This summer I have been dealing with fragments. Wisps.
The intentions, June 1, were lined up and plotted. Take a summer school class outside my department to fulfill an elective, then write the rest of the summer. Write, so that I would submit in the Fall.
What happened: I took the summer school class, then needed to recuperate from it til the end of July. It turns out that taking a truncated course outside your department is complex, rigorous, and a trip to Funland (if Funland was designed by George Romero). It made for a terse student evaluation and my eternal gratitude for a fellow classmate. (Jack, if you ever find this blog, thank you.)
After the class, the ok grade sigh of relief, I retired to my backyard with pen and paper. They sat on the glass topped patio table. I floated in the pool. (Pool-in-a-box, assembled by me and my family after it was dumped off the back of a truck and carted to the backyard.) I cleaned the pool. I skimmed debris; flotsam and jetsam of privacy-fenced suburbia. I aerobicized in a circle, a polka-like inner orbit. There was tanning that occurred.
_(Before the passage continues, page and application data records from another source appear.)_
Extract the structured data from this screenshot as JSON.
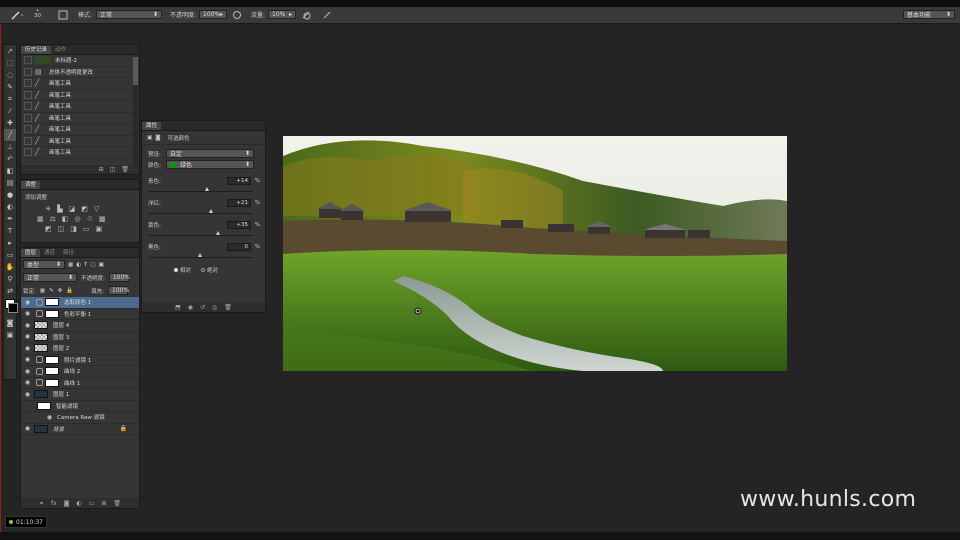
{
  "options_bar": {
    "brush_size": "30",
    "mode_label": "模式:",
    "mode_value": "正常",
    "opacity_label": "不透明度:",
    "opacity_value": "100%",
    "flow_label": "流量:",
    "flow_value": "10%",
    "workspace": "基本功能"
  },
  "history_panel": {
    "tabs": [
      "历史记录",
      "动作"
    ],
    "snapshot": "未标题-2",
    "items": [
      "总体不透明度更改",
      "画笔工具",
      "画笔工具",
      "画笔工具",
      "画笔工具",
      "画笔工具",
      "画笔工具",
      "画笔工具"
    ]
  },
  "adjust_panel": {
    "tab": "调整",
    "title": "添加调整"
  },
  "layers_panel": {
    "tabs": [
      "图层",
      "通道",
      "路径"
    ],
    "filter_value": "类型",
    "blend_value": "正常",
    "opacity_label": "不透明度:",
    "opacity_value": "100%",
    "lock_label": "锁定:",
    "fill_label": "填充:",
    "fill_value": "100%",
    "layers": [
      {
        "name": "选取颜色 1",
        "thumb": "white",
        "adj": true,
        "selected": true
      },
      {
        "name": "色彩平衡 1",
        "thumb": "white",
        "adj": true,
        "selected": false
      },
      {
        "name": "图层 4",
        "thumb": "checker",
        "adj": false,
        "selected": false
      },
      {
        "name": "图层 3",
        "thumb": "checker",
        "adj": false,
        "selected": false
      },
      {
        "name": "图层 2",
        "thumb": "checker",
        "adj": false,
        "selected": false
      },
      {
        "name": "照片滤镜 1",
        "thumb": "white",
        "adj": true,
        "selected": false
      },
      {
        "name": "曲线 2",
        "thumb": "white",
        "adj": true,
        "selected": false
      },
      {
        "name": "曲线 1",
        "thumb": "white",
        "adj": true,
        "selected": false
      },
      {
        "name": "图层 1",
        "thumb": "dark",
        "adj": false,
        "selected": false
      },
      {
        "name": "智能滤镜",
        "thumb": "white",
        "adj": false,
        "selected": false
      },
      {
        "name": "Camera Raw 滤镜",
        "thumb": "none",
        "adj": false,
        "selected": false
      },
      {
        "name": "背景",
        "thumb": "dark",
        "adj": false,
        "selected": false
      }
    ]
  },
  "properties_panel": {
    "tab": "属性",
    "title": "可选颜色",
    "preset_label": "预设:",
    "preset_value": "自定",
    "color_label": "颜色:",
    "color_value": "绿色",
    "color_swatch": "#1e8a1e",
    "sliders": [
      {
        "label": "青色:",
        "value": "+14",
        "level": 14
      },
      {
        "label": "洋红:",
        "value": "+21",
        "level": 21
      },
      {
        "label": "黄色:",
        "value": "+35",
        "level": 35
      },
      {
        "label": "黑色:",
        "value": "0",
        "level": 0
      }
    ],
    "pct": "%",
    "radio_relative": "相对",
    "radio_absolute": "绝对"
  },
  "watermark": "www.hunls.com",
  "timer": "01:10:37"
}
Fragments of lines happened. But often not. You can’t float notebooks or put waterwings on a pen. Electronics? Double no-no. I would try to write in my head. I attempted to memorize sentences. I tried to latch on to to those fragments as I scooped out leaves and scrubbed algae from sides that wibbled like firmer gelatin, stretched vinyl hide.
I listened to the life of birds; watched hawks lilt and torpedo the air. Cardinals visited, went on couples dates on the low hanging branches of crepe myrtle cafes. Once, I saw a pair hummingbirds chase a starling out of the neighbor’s ill-kept bushes that draped across the fence.
Seeping into the humid highs that August perennially signifies, ragged suspicions: my orbit was circling the drain. My summer intentions were a smattering of tattery tissue sucked out to sea.